Daley is of counsel at Katten Muchin Rosenman law firm. It’s a job that requires lots of schmoozing with executives and potential clients. Now he’ll be rubbing elbows with big- name neighbors, too, as some of the city’s most notable business and civic leaders live at The Carlyle.
Linda Johnson Rice, chairman of Johnson Publishing and chairman emeritus of Ebony Media Operations, moved in with her parents in 1968 when she was 9 and in 1988 bought her own condo on the 35th floor. In 2010, after her parents’ passing, she moved back to their place on the 24th floor.
Rice’s good friends Neal Zucker and Marko Iglendza bought into the building two years ago. Zucker is CEO of Corporate Cleaning Services window-washing company and Iglendza is CEO of Terminal Getaway airport spas, which has locations in airports nationwide.
Zucker was a regular visitor to The Carlyle growing up as his grandparents lived there. His and Iglendza’s apartment is a mix of modern and traditional art and design. A favorite is a watercolor composed of bright dots of bug saliva by L.A. artist John Knuth.
Other residents include business consultant Sheli Rosenberg; Ingredion CEO Ilene Gordon and husband Bram Bluestein, a private-equity adviser; real estate developer Michael Supera; Bob Berger, also a developer; Latham & Watkins partner David Crumbaugh; Jam Theatricals Broadway producer Steve Traxler; cabaret singer Tom Michael; and Chris Dunagan, CEO of EngagementHealth LLC, a wellness company, and his wife, public-relations business owner Melissa Skoog and their two young children.
“You just never get tired of coming home to it,” says Diane Freeman, ticking off the attentive service, a ballroom for entertaining and a nearly Olympic size swimming pool.
She’s a real estate broker with Baird & Warner and her husband, Louis Freeman, is a retired tax attorney.
The Carlyle was built in 1964 on the site once occupied by three limestone-and-brick mansions. Developer Al Robin was said to have approached Chicago’s corporate elite about moving into the building, which is at 1040 N. Lake Shore Drive. Now Robins’ son, Richard Robin, lives there.
Some of The Carlyle’s earliest residents were industrialist Henry Crown, the father of Lester Crown, Bears quarterback Sidney Luckman, real estate mogul Arthur Rubloff and gossip columnist Irv “Kup” Kupcinet.
Daley purchased his 8th floor one-bedroom unit (8B) about a year ago, paying $865,000, according to public records. He’s been refurbishing it for months.
His brother, former White House Chief of Staff Bill Daley, lives a few buildings away. The former mayor most recently lived at 900 North Michigan.
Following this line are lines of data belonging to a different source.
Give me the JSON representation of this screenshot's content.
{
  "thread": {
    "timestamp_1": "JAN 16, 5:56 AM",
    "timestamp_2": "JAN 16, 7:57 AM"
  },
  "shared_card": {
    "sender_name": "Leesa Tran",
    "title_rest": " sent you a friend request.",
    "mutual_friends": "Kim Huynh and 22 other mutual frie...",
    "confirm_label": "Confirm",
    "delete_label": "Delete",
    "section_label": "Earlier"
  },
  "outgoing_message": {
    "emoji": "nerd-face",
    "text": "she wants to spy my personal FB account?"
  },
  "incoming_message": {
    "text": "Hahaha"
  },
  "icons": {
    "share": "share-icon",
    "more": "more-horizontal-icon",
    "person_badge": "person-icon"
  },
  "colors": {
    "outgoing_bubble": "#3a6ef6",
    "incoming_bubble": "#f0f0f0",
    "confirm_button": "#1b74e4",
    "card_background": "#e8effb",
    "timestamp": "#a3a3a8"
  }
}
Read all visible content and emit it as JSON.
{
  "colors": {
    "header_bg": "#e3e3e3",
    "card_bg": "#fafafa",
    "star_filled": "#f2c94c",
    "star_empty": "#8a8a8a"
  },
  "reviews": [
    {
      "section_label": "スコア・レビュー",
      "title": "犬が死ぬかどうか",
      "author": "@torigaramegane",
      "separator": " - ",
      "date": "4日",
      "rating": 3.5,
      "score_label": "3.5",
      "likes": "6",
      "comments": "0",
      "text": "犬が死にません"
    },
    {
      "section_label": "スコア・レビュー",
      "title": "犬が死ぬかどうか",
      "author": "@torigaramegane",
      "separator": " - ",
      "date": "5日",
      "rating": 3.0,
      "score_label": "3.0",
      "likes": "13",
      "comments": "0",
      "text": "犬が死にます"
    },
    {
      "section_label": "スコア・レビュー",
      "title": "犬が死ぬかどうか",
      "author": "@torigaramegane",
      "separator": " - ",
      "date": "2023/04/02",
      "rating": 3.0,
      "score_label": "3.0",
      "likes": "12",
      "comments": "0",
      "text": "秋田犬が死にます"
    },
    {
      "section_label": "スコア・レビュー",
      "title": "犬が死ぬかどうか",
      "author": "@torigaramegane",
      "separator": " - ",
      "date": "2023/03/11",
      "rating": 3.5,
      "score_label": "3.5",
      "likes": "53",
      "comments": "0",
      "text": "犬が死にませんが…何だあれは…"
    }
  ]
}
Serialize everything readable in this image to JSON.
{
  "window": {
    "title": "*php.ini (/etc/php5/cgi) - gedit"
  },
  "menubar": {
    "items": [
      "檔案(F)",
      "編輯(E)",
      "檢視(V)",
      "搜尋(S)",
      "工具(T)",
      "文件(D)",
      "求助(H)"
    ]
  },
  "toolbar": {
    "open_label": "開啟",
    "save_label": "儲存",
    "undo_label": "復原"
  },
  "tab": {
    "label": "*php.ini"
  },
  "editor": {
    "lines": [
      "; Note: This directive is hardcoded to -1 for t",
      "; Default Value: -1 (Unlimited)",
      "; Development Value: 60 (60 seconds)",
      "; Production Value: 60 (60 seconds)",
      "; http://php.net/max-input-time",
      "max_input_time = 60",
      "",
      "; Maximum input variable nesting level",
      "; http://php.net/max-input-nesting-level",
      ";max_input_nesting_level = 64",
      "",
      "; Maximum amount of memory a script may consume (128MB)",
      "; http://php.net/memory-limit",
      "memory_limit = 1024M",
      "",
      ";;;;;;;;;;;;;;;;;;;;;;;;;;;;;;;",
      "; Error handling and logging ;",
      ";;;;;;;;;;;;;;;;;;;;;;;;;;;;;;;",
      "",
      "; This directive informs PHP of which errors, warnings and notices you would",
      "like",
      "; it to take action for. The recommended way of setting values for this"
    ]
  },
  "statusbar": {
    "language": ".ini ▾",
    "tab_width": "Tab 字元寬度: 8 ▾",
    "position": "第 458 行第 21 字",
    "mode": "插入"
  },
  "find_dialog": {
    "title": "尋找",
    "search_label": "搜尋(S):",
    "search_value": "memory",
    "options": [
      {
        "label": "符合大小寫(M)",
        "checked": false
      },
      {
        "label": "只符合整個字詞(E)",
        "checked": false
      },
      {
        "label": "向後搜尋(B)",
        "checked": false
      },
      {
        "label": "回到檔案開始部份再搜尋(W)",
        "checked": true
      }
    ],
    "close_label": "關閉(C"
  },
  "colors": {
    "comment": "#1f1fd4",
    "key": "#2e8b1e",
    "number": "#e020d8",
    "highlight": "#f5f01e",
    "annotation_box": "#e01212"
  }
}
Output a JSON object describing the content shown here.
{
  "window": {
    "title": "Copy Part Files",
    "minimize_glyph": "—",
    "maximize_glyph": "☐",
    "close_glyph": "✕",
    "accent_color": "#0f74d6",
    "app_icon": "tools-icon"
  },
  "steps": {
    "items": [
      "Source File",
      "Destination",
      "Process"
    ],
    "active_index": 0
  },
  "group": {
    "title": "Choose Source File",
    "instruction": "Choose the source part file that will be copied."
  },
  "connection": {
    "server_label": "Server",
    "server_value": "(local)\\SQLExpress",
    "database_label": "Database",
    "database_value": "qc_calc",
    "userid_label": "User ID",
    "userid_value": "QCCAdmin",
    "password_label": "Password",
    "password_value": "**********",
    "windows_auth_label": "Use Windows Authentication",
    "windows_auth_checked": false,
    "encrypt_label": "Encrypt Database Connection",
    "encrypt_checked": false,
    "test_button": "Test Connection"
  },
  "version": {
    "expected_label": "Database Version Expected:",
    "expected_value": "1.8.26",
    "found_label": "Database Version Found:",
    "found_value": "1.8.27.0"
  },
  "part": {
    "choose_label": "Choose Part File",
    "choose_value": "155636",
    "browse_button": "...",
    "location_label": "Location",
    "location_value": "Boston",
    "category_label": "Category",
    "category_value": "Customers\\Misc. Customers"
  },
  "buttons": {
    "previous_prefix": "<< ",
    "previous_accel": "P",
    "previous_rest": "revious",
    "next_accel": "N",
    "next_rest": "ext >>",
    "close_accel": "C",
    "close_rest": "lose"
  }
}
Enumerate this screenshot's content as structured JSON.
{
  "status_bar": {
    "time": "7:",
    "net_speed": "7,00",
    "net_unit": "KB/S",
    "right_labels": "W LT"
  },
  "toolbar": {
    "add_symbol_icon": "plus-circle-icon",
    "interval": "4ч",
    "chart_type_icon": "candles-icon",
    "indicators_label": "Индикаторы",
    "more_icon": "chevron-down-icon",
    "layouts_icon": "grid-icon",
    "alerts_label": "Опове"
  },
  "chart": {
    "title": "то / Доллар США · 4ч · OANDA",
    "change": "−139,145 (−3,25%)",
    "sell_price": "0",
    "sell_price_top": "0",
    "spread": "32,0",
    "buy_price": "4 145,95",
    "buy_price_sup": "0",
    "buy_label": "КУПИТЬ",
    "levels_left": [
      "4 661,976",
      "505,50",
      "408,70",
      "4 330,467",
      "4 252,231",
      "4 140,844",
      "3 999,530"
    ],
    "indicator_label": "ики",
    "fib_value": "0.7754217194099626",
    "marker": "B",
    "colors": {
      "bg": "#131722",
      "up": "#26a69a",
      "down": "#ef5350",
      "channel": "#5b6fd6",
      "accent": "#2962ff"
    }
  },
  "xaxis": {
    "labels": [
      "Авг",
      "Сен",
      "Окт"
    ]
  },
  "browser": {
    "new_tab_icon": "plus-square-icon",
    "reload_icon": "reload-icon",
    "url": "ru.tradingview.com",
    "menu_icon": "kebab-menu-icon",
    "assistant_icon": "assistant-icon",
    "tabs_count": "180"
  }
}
His family has long been associated with the South Side Bridgeport neighborhood where he grew up.
The Carlyle’s rich history on the lakefront fits with Daley’s legacy as mayor.
He oversaw creation of Millennium Park, the Frank Gehry-designed Pritzker Pavilion and the glistening “Bean” sculpture. Navy Pier became a major tourist attraction during Daley’s 22-year tenure. He’s also credited with improving the walkways around Museum Campus. And, of course, there’s the park built on the Meigs Field runway, which he bulldozed.